EXERCISE OBJECTIVE: Which of the lines in the listing that follows hold "Company"? Pull each one out.

########

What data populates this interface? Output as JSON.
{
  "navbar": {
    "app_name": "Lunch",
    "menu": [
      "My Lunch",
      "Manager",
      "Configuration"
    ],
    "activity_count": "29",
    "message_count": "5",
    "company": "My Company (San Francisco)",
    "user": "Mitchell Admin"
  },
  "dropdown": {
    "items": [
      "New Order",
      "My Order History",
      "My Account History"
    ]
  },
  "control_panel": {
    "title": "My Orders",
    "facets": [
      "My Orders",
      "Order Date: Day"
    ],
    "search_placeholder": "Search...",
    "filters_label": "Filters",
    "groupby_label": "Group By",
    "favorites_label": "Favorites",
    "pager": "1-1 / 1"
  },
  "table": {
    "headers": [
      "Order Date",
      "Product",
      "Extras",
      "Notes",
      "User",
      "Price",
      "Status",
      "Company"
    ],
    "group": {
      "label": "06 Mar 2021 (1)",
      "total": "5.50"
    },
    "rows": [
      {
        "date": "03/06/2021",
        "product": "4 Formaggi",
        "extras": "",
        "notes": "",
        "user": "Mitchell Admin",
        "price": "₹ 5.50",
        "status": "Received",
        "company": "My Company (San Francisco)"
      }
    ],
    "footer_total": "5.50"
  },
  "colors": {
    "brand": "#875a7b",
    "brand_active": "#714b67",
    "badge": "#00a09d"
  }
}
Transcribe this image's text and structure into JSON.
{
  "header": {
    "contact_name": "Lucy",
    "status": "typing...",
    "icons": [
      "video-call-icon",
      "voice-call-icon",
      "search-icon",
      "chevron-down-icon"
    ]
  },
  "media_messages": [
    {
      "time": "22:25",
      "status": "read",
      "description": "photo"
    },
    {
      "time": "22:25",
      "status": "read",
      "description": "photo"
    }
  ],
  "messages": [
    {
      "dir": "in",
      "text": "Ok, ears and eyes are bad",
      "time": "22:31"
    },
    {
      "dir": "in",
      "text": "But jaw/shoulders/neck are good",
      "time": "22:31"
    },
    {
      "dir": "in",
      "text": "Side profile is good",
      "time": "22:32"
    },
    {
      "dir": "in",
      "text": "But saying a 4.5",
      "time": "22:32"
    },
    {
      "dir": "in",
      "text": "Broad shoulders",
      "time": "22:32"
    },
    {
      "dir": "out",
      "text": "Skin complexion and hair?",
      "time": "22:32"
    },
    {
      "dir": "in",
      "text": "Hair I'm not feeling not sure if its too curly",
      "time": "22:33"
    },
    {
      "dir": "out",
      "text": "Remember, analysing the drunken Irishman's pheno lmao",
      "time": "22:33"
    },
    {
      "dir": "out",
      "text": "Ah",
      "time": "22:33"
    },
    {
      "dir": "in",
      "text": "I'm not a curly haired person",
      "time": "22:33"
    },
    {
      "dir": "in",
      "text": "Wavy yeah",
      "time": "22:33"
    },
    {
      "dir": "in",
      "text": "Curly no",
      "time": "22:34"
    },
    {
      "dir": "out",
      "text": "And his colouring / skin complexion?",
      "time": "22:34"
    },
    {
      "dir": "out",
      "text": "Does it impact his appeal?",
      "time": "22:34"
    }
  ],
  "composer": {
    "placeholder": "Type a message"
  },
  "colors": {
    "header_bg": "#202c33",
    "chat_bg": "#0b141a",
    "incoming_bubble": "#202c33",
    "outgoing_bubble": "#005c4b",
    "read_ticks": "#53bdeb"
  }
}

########

FINISHED TASK:
    "company": "My Company (San Francisco)",
      "Company"
        "company": "My Company (San Francisco)"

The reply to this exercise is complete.